Finger only

Do not play with mallets or other objects on the handpan! Only with the fingers!

Ideally, wash your hands before playing, because dirt and sweat are harmful to the instrument and can lead to rust.

Avoid wetness (does not apply to stainless steel Handpans)

Protect the Handpan from moisture and high humidity! I.e. do not store e.g. in the damp cellar; caution also when camping with the morning dew - on so some Handpan festivals there were already so some bad surprises. If your instrument does get wet, wipe it dry immediately with a cloth and store it in a dry place so that the residual moisture from inaccessible areas can evaporate.

No jewelry

Remove rings, watches and other jewelry on hands for play to avoid scratches.

Bags only for transport

Do not store the instrument permanently in a bag or backpack, but only use it for transport, otherwise there is a risk of rust. Steel must breathe.


Depending on the manufacturer or material, the handpan must be oiled to protect it from rust.


Never place the handpan on the floor with the playing surface (notes) facing down.


Since handpans are made of steel, the sound may change depending on the temperature. When cold, the metal contracts and the tones become higher; when hot, the metal expands and the tones become duller.

Transport and protection of your instrument

When buying a handpan, you should also find a suitable "transport means" for your handpan. Hard and soft cases are suitable for this purpose. As the name suggests, your instrument is better protected from impacts in a hard case than in a soft case. The soft case has the advantage of being cheaper, lighter and more comfortable to carry. When making your decision, you should consider how often you will be on tour with your instrument and what "conditions or stresses" it will be exposed to. When hiking, a soft case is much more comfortable, on the plane as hand luggage or in a crowded subway, a hard case would be more suitable due to the better protection.


The right care

Almost all handpans and steel tongue drums need regular maintenance to protect them from rust. Most manufacturers recommend Phoenix Handpan oil, coconut oil or even baby oil. You can find out which care product is most suitable from the manufacturer or from us.

As a rule, you should rub the top and bottom of your instrument with a care product and a microfiber cloth every 2-4 weeks. We also recommend wiping the instrument with the same microfiber cloth after each playing to remove sweat and dirt.

Retuning of your handpan

Just like a piano or guitar, all handpans need to be retuned sooner or later. The only question is: how often does a handpan need to be retuned? This essentially depends on the load to which the Handpan is subjected. The biggest stress is direct sunlight but of course how hard you play it.

Handpans purchased at Sound Sculpture Handpan Shop can be retuned directly with us and do not need to be returned to the respective manufacturer. This often saves you time and also unnecessary shipping costs. Of course, your warranty remains intact!


Best to try on the spot what is right for you

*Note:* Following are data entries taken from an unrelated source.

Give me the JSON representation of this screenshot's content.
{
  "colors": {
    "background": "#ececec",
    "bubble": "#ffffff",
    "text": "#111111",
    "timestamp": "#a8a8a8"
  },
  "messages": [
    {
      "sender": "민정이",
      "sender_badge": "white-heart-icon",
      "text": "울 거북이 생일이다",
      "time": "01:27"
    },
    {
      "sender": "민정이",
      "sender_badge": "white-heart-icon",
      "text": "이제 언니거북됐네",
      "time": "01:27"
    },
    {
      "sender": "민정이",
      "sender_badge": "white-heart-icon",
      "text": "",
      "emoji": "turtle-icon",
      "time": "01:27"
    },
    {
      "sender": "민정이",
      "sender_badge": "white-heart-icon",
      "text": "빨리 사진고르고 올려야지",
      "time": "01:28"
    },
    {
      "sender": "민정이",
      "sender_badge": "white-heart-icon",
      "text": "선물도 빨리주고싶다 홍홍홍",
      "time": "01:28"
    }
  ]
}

We advise you in all questions around the topic Handpan and Steel Tongue Drums. In our sound lab in Mainz you have the possibility to test and buy different instruments - without waiting time. We carry a wide range of different manufacturers and scales (tunings) and accessories.